Hidden bummer factor. I adopted that phrase years ago to describe the unanticipated issues and events that drop out of the sky to hit a business on the head. Unforeseen operating costs, a breakdown in the distribution system, unanticipated capital requirements… all constitute hidden bummer factors.
Earlier this month, the nation’s largest organic cooperative got hit with a hidden bummer factor of epic proportions. A fire of undetermined origin broke out in Organic Valley’s headquarters in LaFarge, Wis., and by the time 11 fire departments extinguished the flames 18 hours later, more than half of the nine-year-old building was lost.
Hidden bummer factors test the mettle of a business. Fragile businesses often fail. Resilient businesses emerge even stronger.
The private notes and public comments I picked up from Organic Valley employees in the days following the fire contained three messages:
- Relief that no one was injured
- Gratitude to the firefighters and local community
- A determination that the cooperative’s operations would not miss a step
“We had our computer system up within 24 hours, phones 48 hours, and never missed a farm pick up, order or shipment,” wrote George Siemon, the CEIEIO of Organic Valley in the week following the fire.
Siemon mentioned that the cooperative’s contingency plan enabled it to regain its footing quickly after the fire. Strong businesses have good contingency plans. But Organic Valley has another strong asset to help it emerge from the ashes.
All of its shareholders, and many of its employees, are farmers. Those farmers aren’t strangers to adversity. They know how to rebuild after a disaster.
It’s been 25 years since a handful of organic growers in Wisconsin and Minnesota came together to establish the Coulee Region Organic Producer Pool, the first official name for Organic Valley. There were no federal organic standards at the time. The distribution system and retail marketplace for organic products was miniscule. These founding farmers were likely seen as goofballs by many of their neighbors.

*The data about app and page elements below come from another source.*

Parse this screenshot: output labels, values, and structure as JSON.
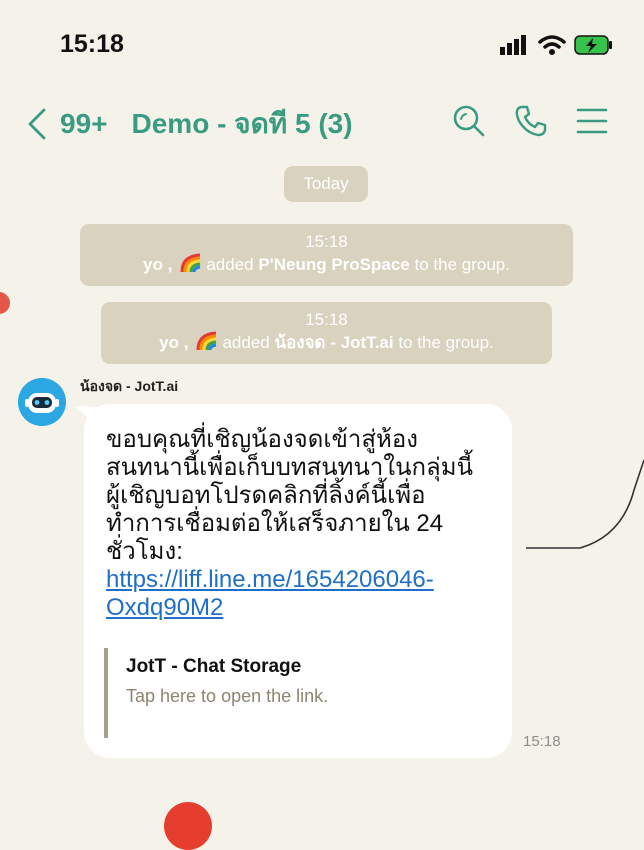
{
  "status": {
    "time": "15:18"
  },
  "nav": {
    "back_count": "99+",
    "title": "Demo - จดที 5 (3)"
  },
  "today_label": "Today",
  "system_messages": [
    {
      "time": "15:18",
      "actor": "yo ,",
      "action": "added",
      "target": "P'Neung ProSpace",
      "suffix": "to the group."
    },
    {
      "time": "15:18",
      "actor": "yo ,",
      "action": "added",
      "target": "น้องจด - JotT.ai",
      "suffix": "to the group."
    }
  ],
  "message": {
    "sender": "น้องจด - JotT.ai",
    "lines": [
      "ขอบคุณที่เชิญน้องจดเข้าสู่ห้อง",
      "สนทนานี้เพื่อเก็บบทสนทนาในกลุ่มนี้",
      "ผู้เชิญบอทโปรดคลิกที่ลิ้งค์นี้เพื่อ",
      "ทำการเชื่อมต่อให้เสร็จภายใน 24",
      "ชั่วโมง:"
    ],
    "link_line1": "https://liff.line.me/1654206046-",
    "link_line2": "Oxdq90M2",
    "preview_title": "JotT - Chat Storage",
    "preview_subtitle": "Tap here to open the link.",
    "time": "15:18"
  },
  "colors": {
    "accent": "#3a9b83",
    "background": "#f5f2e9",
    "system_pill": "#d8d2bf",
    "link": "#1f6fc8"
  },
  "icons": [
    "signal-icon",
    "wifi-icon",
    "battery-charging-icon",
    "back-chevron-icon",
    "search-icon",
    "phone-icon",
    "menu-icon",
    "rainbow-icon",
    "robot-avatar-icon"
  ]
}
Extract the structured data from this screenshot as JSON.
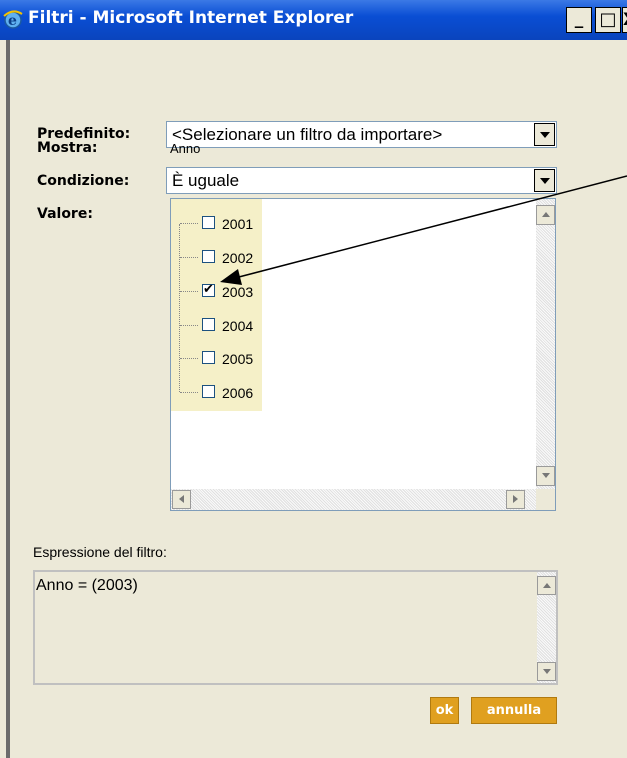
{
  "window": {
    "title": "Filtri - Microsoft Internet Explorer",
    "controls": {
      "minimize": "_",
      "maximize": "□",
      "close": "X"
    }
  },
  "form": {
    "predefinito_label": "Predefinito:",
    "predefinito_value": "<Selezionare un filtro da importare>",
    "mostra_label": "Mostra:",
    "mostra_value": "Anno",
    "condizione_label": "Condizione:",
    "condizione_value": "È uguale",
    "valore_label": "Valore:",
    "valori": [
      {
        "year": "2001",
        "checked": false
      },
      {
        "year": "2002",
        "checked": false
      },
      {
        "year": "2003",
        "checked": true
      },
      {
        "year": "2004",
        "checked": false
      },
      {
        "year": "2005",
        "checked": false
      },
      {
        "year": "2006",
        "checked": false
      }
    ],
    "espressione_label": "Espressione del filtro:",
    "espressione_value": "Anno = (2003)"
  },
  "buttons": {
    "ok": "ok",
    "annulla": "annulla"
  },
  "colors": {
    "titlebar": "#0a46c8",
    "button": "#e0a020",
    "tree_highlight": "#f5f0c8"
  }
}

I doubt they had any misconceptions regarding how easy it would be to build a viable organic marketing cooperative. I also doubt they knew how hard it would be. But they did it anyway. And last year, Organic Valley reported more than $800 million in sales.
In a YouTube video released the day after the fire, Siemon notes, “This co-op has been through a lot in the past 25 years, and this is just another chapter.”
Spoken like a farmer.
In a time when the organic community seems to be marked by bitter infighting, the quiet determination of Organic Valley’s employees and farmers demonstrates the true power of cooperation. That’s worth raising a glass for a toast… just make sure it’s a glass of Organic Valley milk.